In 1999, under newly elected President Hugo Chavez, the Venezuelan people were given a rare opportunity: to participate in the writing of what would become arguably the world’s most radical constitution. The result of an extensive constitutional process and an assembly voted on by Venezuelan citizens contrasts with the United States constitution, one created by white landholders centuries ago.
The document, carried in the back pockets of ordinary Venezuelan citizens, has become a pillar of the Chavez-led “Bolivarian Revolution.” For the first time in Venezuelan history the constitution declares housing, health care, and employment as basic human rights and argues in favor of a more participatory form of democracy.
The constitutional process indeed helped empower a number of organizations from the Afro-Venezuelan Network to peasant militias.
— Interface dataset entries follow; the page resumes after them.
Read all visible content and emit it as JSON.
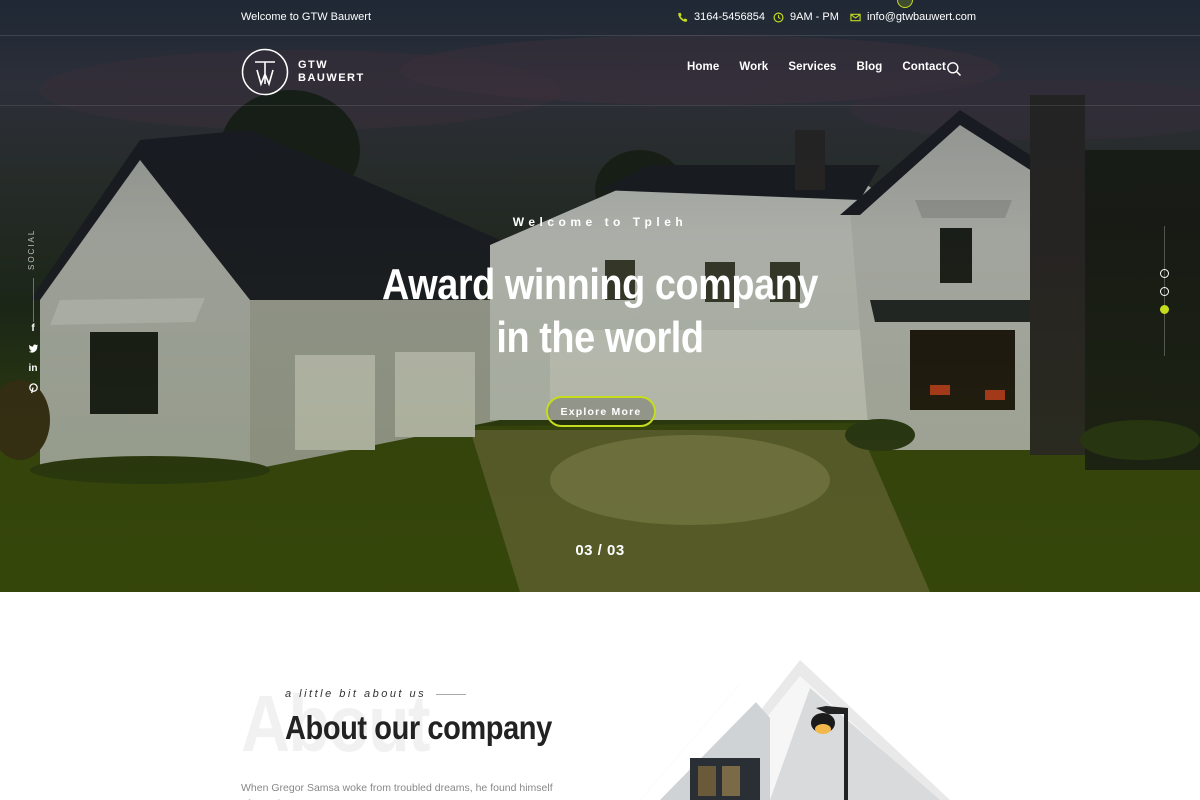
{
  "topbar": {
    "welcome": "Welcome to GTW Bauwert",
    "phone": "3164-5456854",
    "hours": "9AM - PM",
    "email": "info@gtwbauwert.com",
    "icons": [
      "phone-icon",
      "clock-icon",
      "mail-icon"
    ]
  },
  "brand": {
    "line1": "GTW",
    "line2": "BAUWERT"
  },
  "nav": {
    "items": [
      "Home",
      "Work",
      "Services",
      "Blog",
      "Contact"
    ]
  },
  "social": {
    "label": "SOCIAL",
    "icons": [
      "facebook-icon",
      "twitter-icon",
      "linkedin-icon",
      "pinterest-icon"
    ]
  },
  "hero": {
    "eyebrow": "Welcome to Tpleh",
    "headline_line1": "Award winning company",
    "headline_line2": "in the world",
    "cta": "Explore More",
    "counter": "03 / 03",
    "active_slide": 3,
    "total_slides": 3
  },
  "about": {
    "ghost": "About",
    "eyebrow": "a little bit about us",
    "title": "About our company",
    "body": "When Gregor Samsa woke from troubled dreams, he found himself trformed"
  },
  "colors": {
    "accent": "#c6dc1e",
    "hero_dark": "#1f2a1c",
    "text_dark": "#222222"
  }
}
These movements not only struggle for the government to uphold the constitution but have become the driving force behind some of Chavez’s most radical policies.
Venezuela Speaks! Voices from the Grassroots is the first book in the English language that has captured the challenges of bottom-up movements under President Chavez. In the book, co-authors Carlos Martinez, Michael Fox, and Jojo Farrell offer a much-needed history of revolutionary Venezuela and an analysis of current events, interwoven among interviews with some of Venezuelan’s most important leaders among the people.
Fox, Martinez, and Farrell are all part of a small network of internationals who have traveled to remote areas in Venezuela and have lived in the numerous shantytowns that line Caracas’ hillsides. The result of their time abroad is a collective history of Venezuela that most visitors and certainly US media have not been able to capture.
Through the oral accounts of activists, Venezuela Speaks! also offers insiders’ views of the Bolivarian Revolution and the struggle towards participatory democracy. The activists interviewed have engaged in occupations of factories and land, the development of popular education, and the creation of an alternative culture and media.
However, readers on the left seeking a rosy account of the “Bolivarian revolution” are likely to be disappointed. Most of the book consists of interviews with an impressive variety of individuals who refuse to hold back their criticisms. Their stories bring to life the true struggle for revolutionary change, one that faces two main challenges defined in the first chapter by housing activist Iraida Morocoima:
It is important for people to understand that we are fighting on two fronts: the struggle against the opposition so that they don’t alter our goals, and the struggle against the government bureaucrats that support large financial capital who continue to give these lands to the large construction companies. That’s why we say this is a process of revolution within the revolution.
The Bolibourgeoisie (a name given to bureaucrats within Chavez’s administration), she argues, serve as a fence between the people and Chavez that often stops the effective implementation of the constitution.
However, as the short-lived 2002 coup d’etat proves, Chavez’s return to office was largely a result of mass mobilization from the grassroots movements. His mere existence, therefore, depends on the strong support of some of the most radical groups in the country.
The grassroots movements also implement the constitution when the government is unable or unwilling. As women’s rights activist Yanahir Reyes argues in the book, women’s struggles go beyond the language of gender inclusion used in the constitution. She goes on to assert that only through grassroots and participatory education will a more gender inclusive culture be created.
While Reyes applauds the government for the creation of institutions to support women, she admits: “[T]he bureaucracy swallows good intentions. I think it is a mistake to keep strengthening the institutions. The communities are ready to make the changes. The struggle continues to be the divide between institutions and popular power.”
The stories told in Venezuela Speaks! also bring into question our own ideas of democracy as solely representative and open the door for a debate on a new form of democracy, one dependent on the active participation of its citizens.
As a result this book should also serve as a tool for activists outside Venezuela, including activists in the United States. It shows how, through debate, self-criticism, and popular education and media, people are able to free themselves from the manipulation of state and corporate power.
Whether the revolution can go beyond Hugo Chavez and the support of his government is still unclear. However, what is apparent is the slogan presented in the introduction: “The people have awoken. With or without Chavez, Venezuela is no longer the same.”
Lainie Cassel has recently returned from living in Caracas, Venezuela. Currently she is studying in New York City and can be reached at: Lainie[dot]Cassel[at]gmail.com